#### [Work required]
Set down word for word each line from the one containing "Decode this image" through the end of the records, both included. Do not copy any pictures.

────────────────────

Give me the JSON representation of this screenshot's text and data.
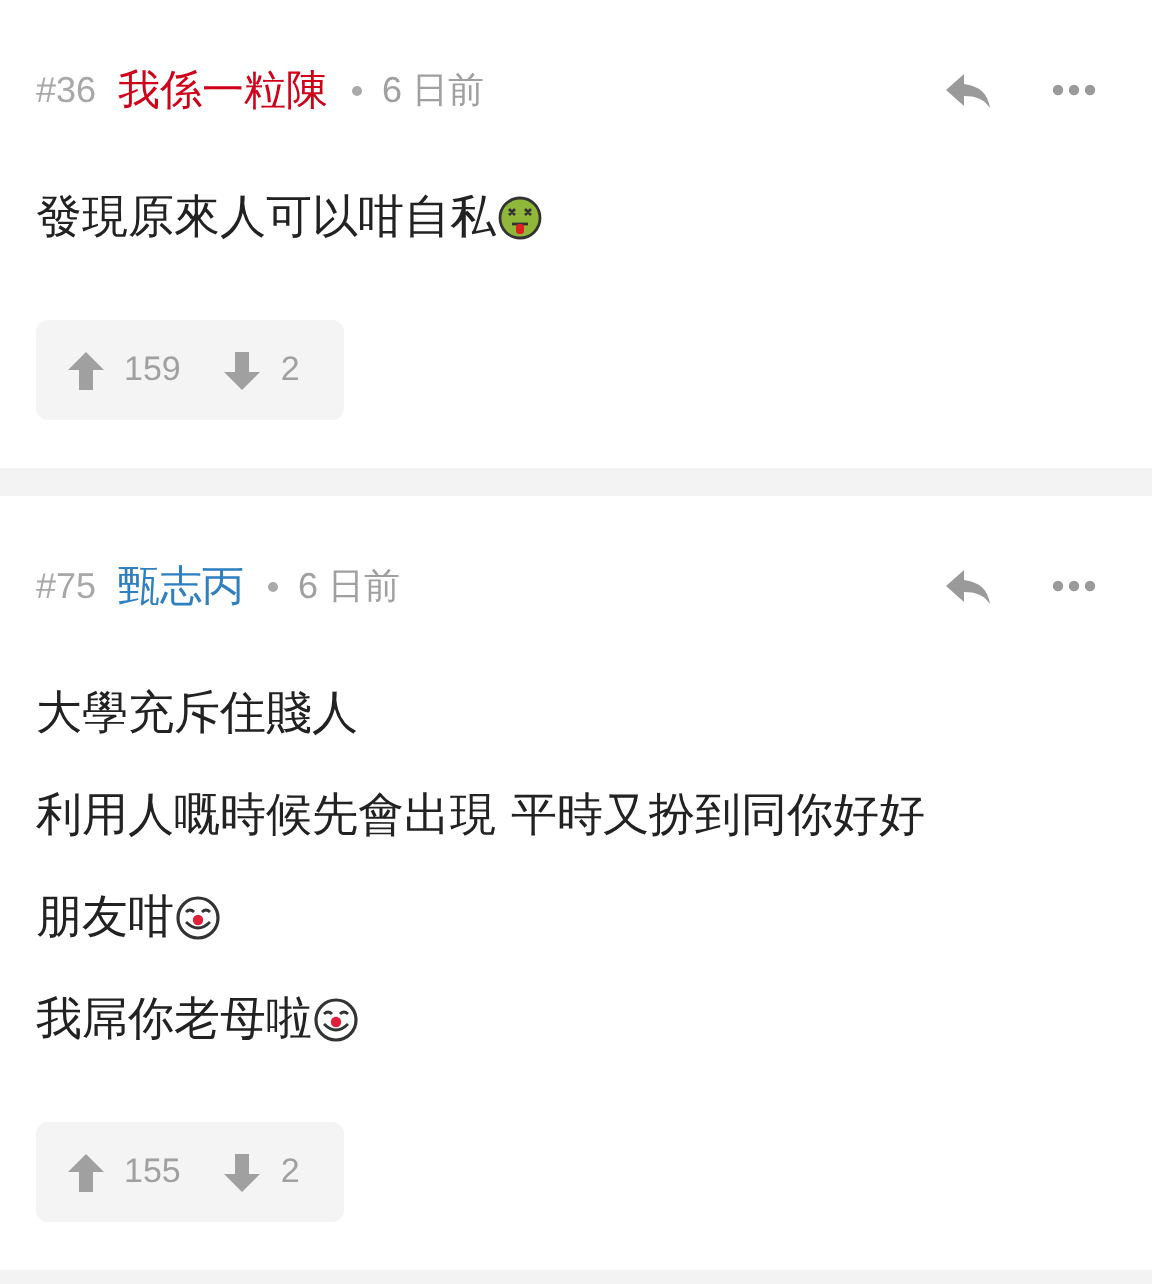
{
  "posts": [
    {
      "number": "#36",
      "author": "我係一粒陳",
      "color": "#d0021b",
      "time": "6 日前",
      "lines": [
        {
          "text": "發現原來人可以咁自私",
          "kind": "sick"
        }
      ],
      "upvotes": "159",
      "downvotes": "2"
    },
    {
      "number": "#75",
      "author": "甄志丙",
      "color": "#2f80c0",
      "time": "6 日前",
      "lines": [
        {
          "text": "大學充斥住賤人",
          "kind": "plain"
        },
        {
          "text": "利用人嘅時候先會出現 平時又扮到同你好好",
          "kind": "plain"
        },
        {
          "text": "朋友咁",
          "kind": "clown"
        },
        {
          "text": "我屌你老母啦",
          "kind": "clown"
        }
      ],
      "upvotes": "155",
      "downvotes": "2"
    }
  ]
}
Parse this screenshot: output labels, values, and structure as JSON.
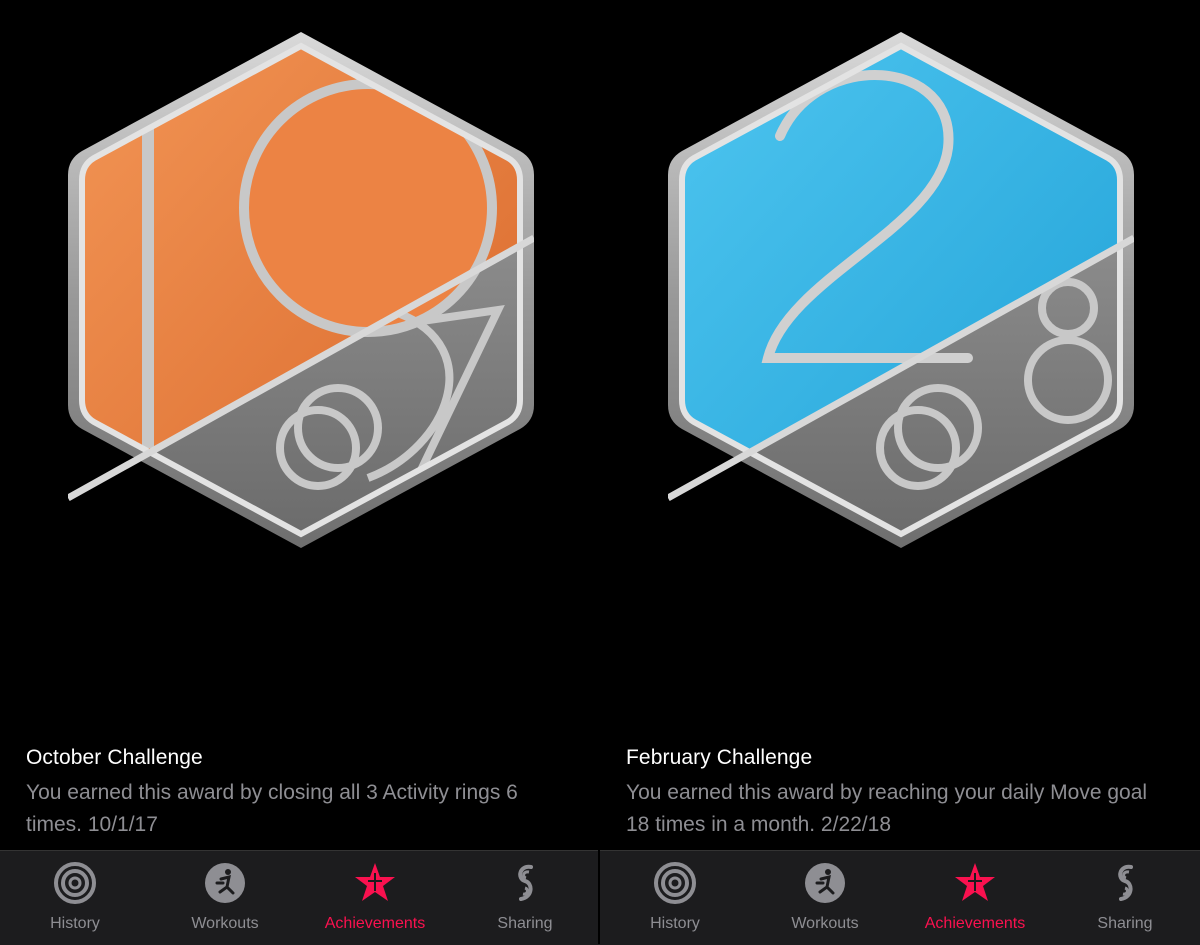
{
  "colors": {
    "background": "#000000",
    "tabbar": "#1c1c1e",
    "active_tab": "#fa114f",
    "inactive_tab": "#8e8e93",
    "october_badge": "#e8793a",
    "february_badge": "#36b8e8",
    "badge_metal": "#b8b8b8"
  },
  "panels": [
    {
      "badge": {
        "big_numeral": "10",
        "year": "2017",
        "icon": "october-challenge-badge"
      },
      "title": "October Challenge",
      "description": "You earned this award by closing all 3 Activity rings 6 times. 10/1/17",
      "tabs": [
        {
          "label": "History",
          "icon": "history-rings-icon",
          "active": false
        },
        {
          "label": "Workouts",
          "icon": "workouts-runner-icon",
          "active": false
        },
        {
          "label": "Achievements",
          "icon": "achievements-star-icon",
          "active": true
        },
        {
          "label": "Sharing",
          "icon": "sharing-icon",
          "active": false
        }
      ]
    },
    {
      "badge": {
        "big_numeral": "2",
        "year": "2018",
        "icon": "february-challenge-badge"
      },
      "title": "February Challenge",
      "description": "You earned this award by reaching your daily Move goal 18 times in a month. 2/22/18",
      "tabs": [
        {
          "label": "History",
          "icon": "history-rings-icon",
          "active": false
        },
        {
          "label": "Workouts",
          "icon": "workouts-runner-icon",
          "active": false
        },
        {
          "label": "Achievements",
          "icon": "achievements-star-icon",
          "active": true
        },
        {
          "label": "Sharing",
          "icon": "sharing-icon",
          "active": false
        }
      ]
    }
  ]
}
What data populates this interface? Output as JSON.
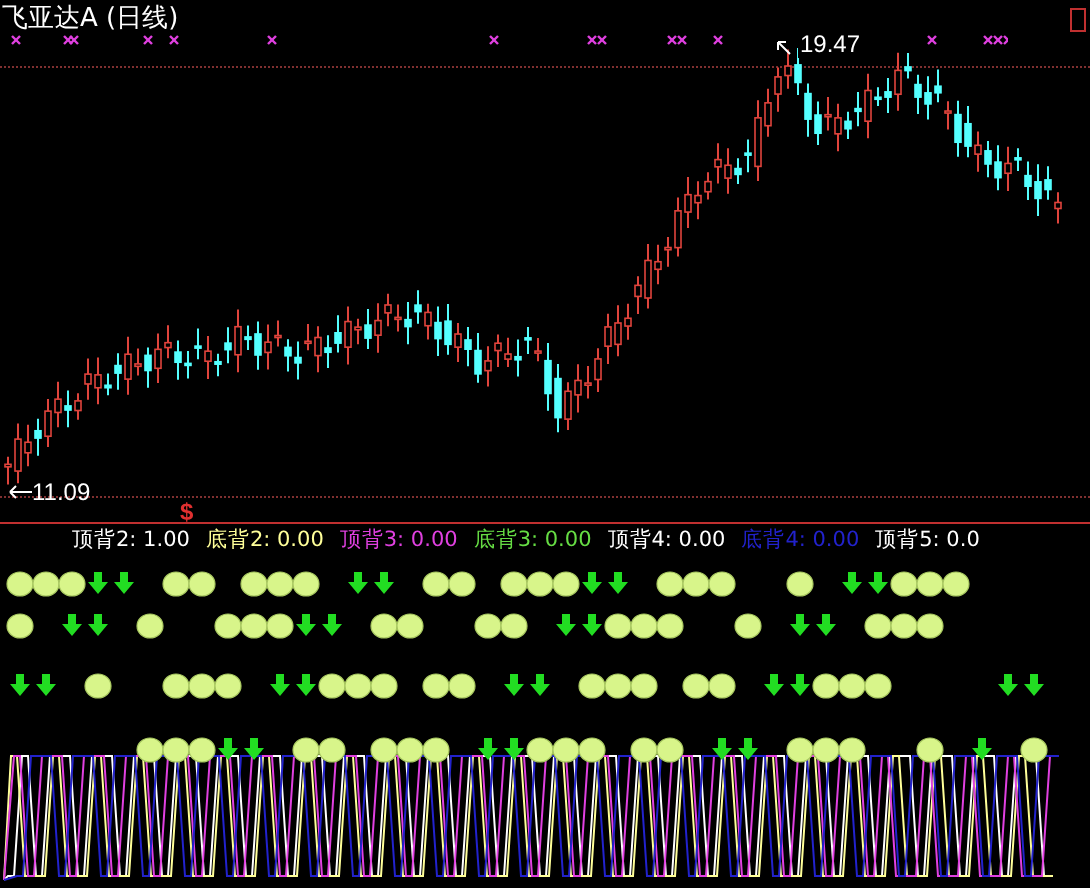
{
  "title": "飞亚达A (日线)",
  "price_chart": {
    "high_label": "19.47",
    "low_label": "11.09",
    "signal_mark": "$"
  },
  "indicator": {
    "values": [
      {
        "label": "顶背2: 1.00",
        "color": "#ffffff"
      },
      {
        "label": "底背2: 0.00",
        "color": "#ffff99"
      },
      {
        "label": "顶背3: 0.00",
        "color": "#e040e0"
      },
      {
        "label": "底背3: 0.00",
        "color": "#66dd44"
      },
      {
        "label": "顶背4: 0.00",
        "color": "#ffffff"
      },
      {
        "label": "底背4: 0.00",
        "color": "#2222cc"
      },
      {
        "label": "顶背5: 0.0",
        "color": "#ffffff"
      }
    ]
  }
}
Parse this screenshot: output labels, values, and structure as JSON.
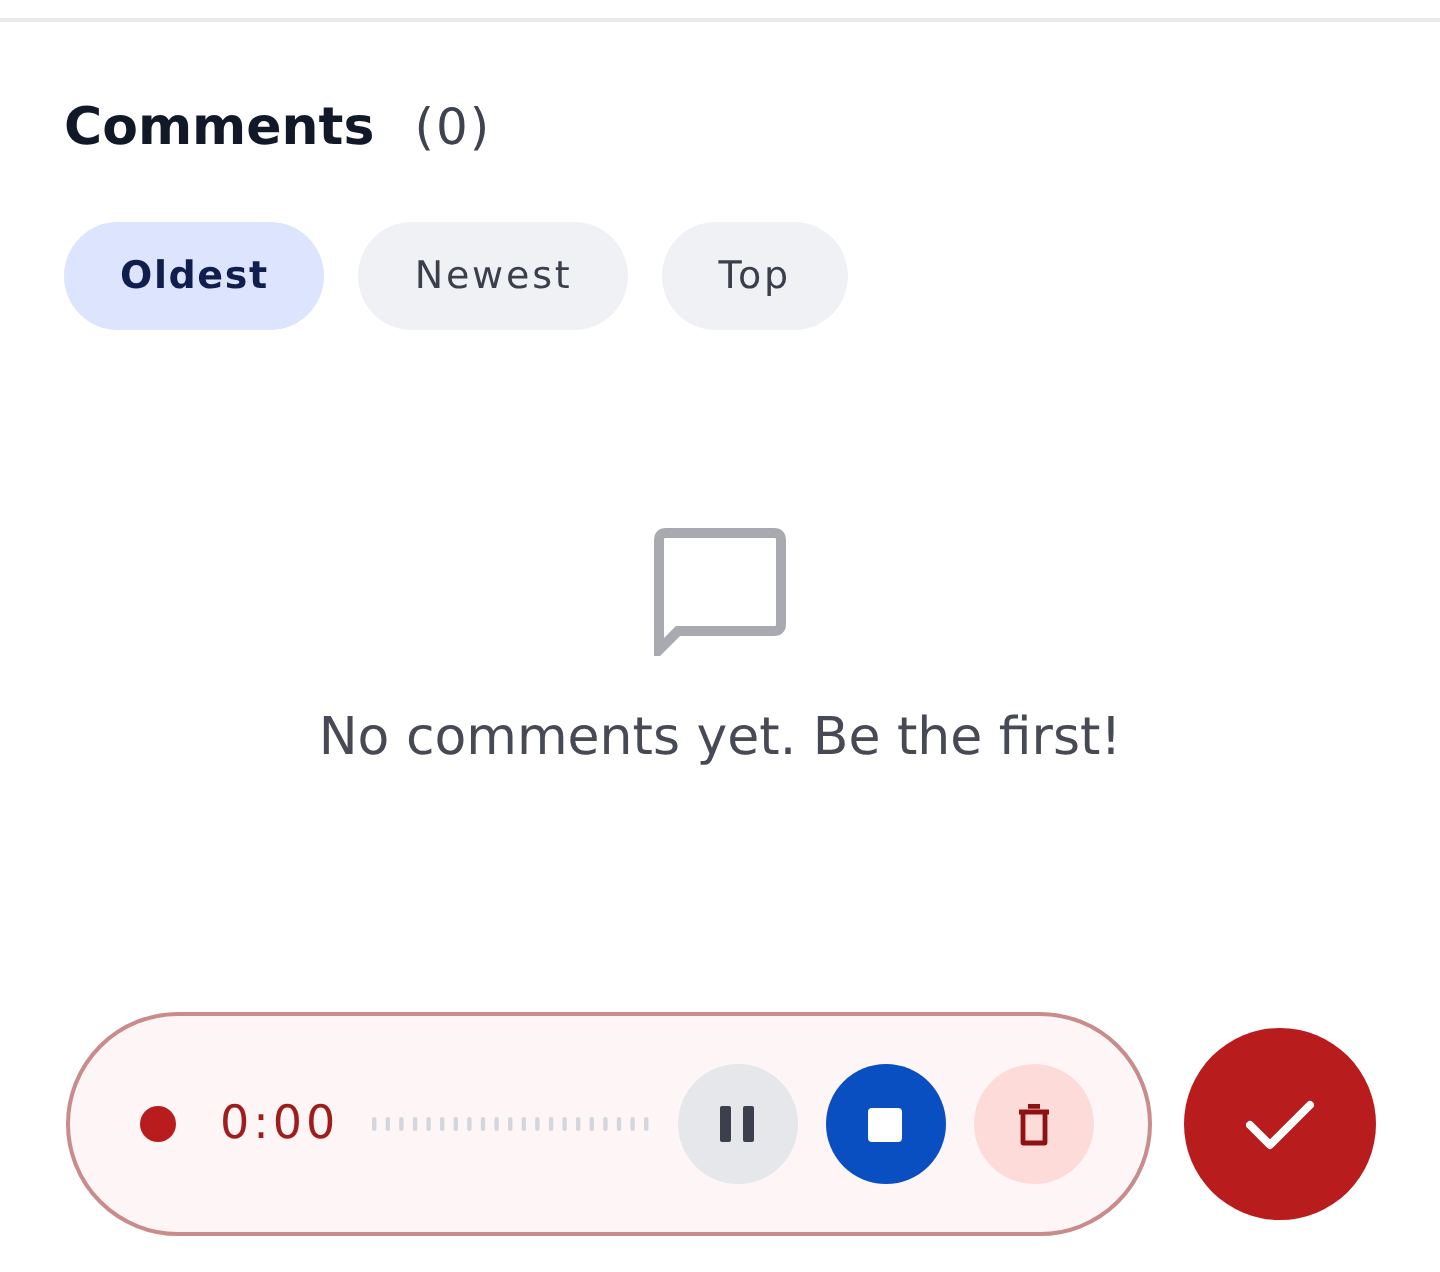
{
  "comments": {
    "title": "Comments",
    "count": "(0)",
    "sort_options": [
      {
        "label": "Oldest",
        "selected": true
      },
      {
        "label": "Newest",
        "selected": false
      },
      {
        "label": "Top",
        "selected": false
      }
    ],
    "empty_state": {
      "message": "No comments yet. Be the first!"
    }
  },
  "recorder": {
    "recording": true,
    "time": "0:00",
    "controls": [
      {
        "kind": "pause"
      },
      {
        "kind": "stop"
      },
      {
        "kind": "delete"
      }
    ]
  }
}
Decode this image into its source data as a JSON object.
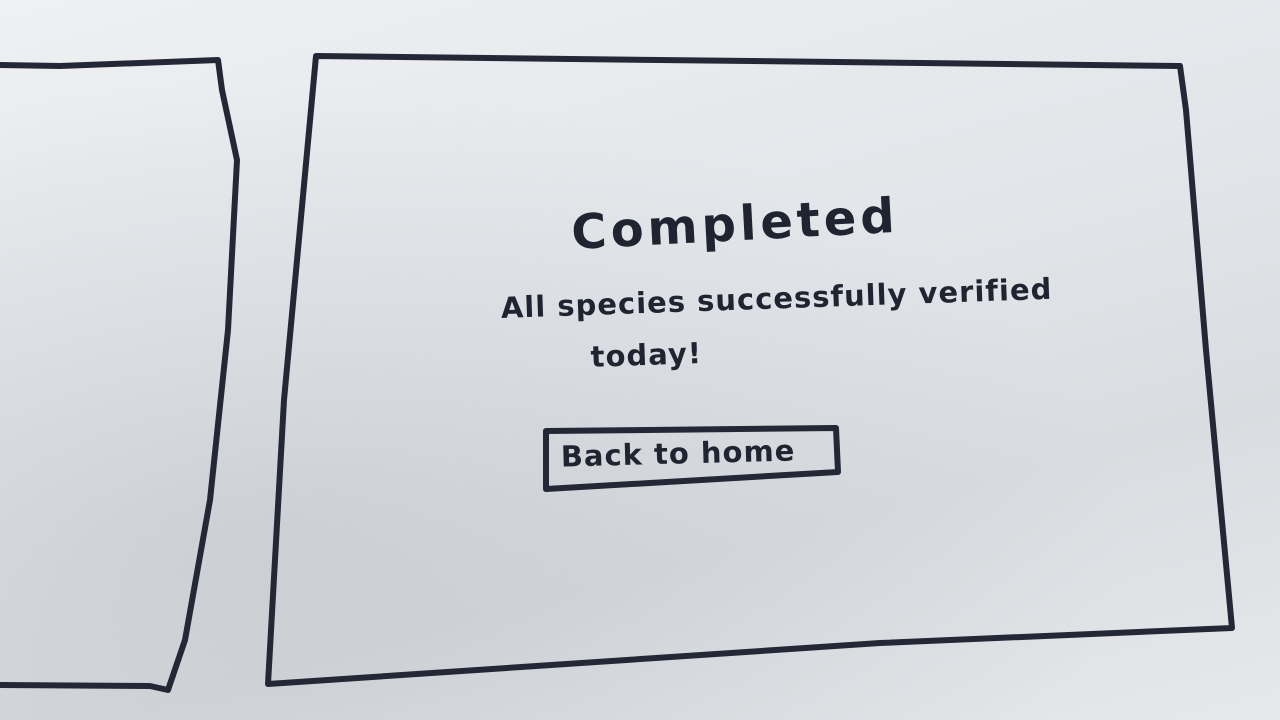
{
  "screen": {
    "title": "Completed",
    "message_line1": "All species successfully verified",
    "message_line2": "today!",
    "back_button_label": "Back to home"
  }
}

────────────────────

#### [Response]
Decode this image into its source data as a JSON object.
{
  "screen": {
    "title": "Completed",
    "message_line1": "All species successfully verified",
    "message_line2": "today!",
    "back_button_label": "Back to home"
  }
}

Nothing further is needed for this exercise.